Cuties may try, on some level, to critique the sexualization of young girls. But it does so by taking a group of young girls and objectifying them through their dance movements, revealing clothing and life choices. Some of these images are simply shocking—and they’re the ones that have provoked the firestorm around Cuties. The film gratuitously, excessively indulges in the very images and ideas it’s supposedly criticizing. To say that the result is a mixed message is an understatement indeed.
But does anyone of any age really need to see such a graphic portrayal of this problem to know how damaging it is to young girls growing up in this toxic cultural fog today? The answer is clear, especially when we acknowledge the sad fact that certain viewers with a pedophilic predilection for children won’t be watching this film because of its cultural commentary or cautionary message.
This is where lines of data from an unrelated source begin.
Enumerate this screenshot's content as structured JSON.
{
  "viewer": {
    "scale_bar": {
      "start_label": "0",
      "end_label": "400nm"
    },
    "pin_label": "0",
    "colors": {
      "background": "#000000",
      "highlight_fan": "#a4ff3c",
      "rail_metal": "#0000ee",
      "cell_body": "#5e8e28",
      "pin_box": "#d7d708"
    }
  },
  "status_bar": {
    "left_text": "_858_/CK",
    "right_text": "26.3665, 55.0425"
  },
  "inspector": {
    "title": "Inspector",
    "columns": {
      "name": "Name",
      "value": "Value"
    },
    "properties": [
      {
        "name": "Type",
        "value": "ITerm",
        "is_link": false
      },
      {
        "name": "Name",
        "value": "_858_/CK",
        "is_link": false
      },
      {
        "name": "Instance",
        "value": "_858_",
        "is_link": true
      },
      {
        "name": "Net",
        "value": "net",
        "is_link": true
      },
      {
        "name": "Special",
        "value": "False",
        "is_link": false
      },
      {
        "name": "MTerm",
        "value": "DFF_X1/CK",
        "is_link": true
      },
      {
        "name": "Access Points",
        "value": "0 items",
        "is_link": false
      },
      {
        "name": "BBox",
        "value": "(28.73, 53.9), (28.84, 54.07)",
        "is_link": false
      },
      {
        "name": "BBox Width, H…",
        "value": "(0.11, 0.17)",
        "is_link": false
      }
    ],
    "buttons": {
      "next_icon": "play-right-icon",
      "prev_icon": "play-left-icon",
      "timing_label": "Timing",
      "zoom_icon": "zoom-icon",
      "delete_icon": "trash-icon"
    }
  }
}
For more on the ongoing conversation and controversy surrounding Cuties, including experts weighing in on whether the depiction of the girls in these movies meets the criteria for child pornography, check out Focus on the Family’s Daily Citizen article “Lawmakers Call for Investigation into Netflix for Violating Child Pornography Laws with Cuties.”
Kristin Smith joined the Plugged In team in 2017. Formerly a Spanish and English teacher, Kristin loves reading literature and eating authentic Mexican tacos. She and her husband, Eddy, love raising their children Judah and Selah. Kristin also has a deep affection for coffee, music, her dog (Cali) and cat (Aslan).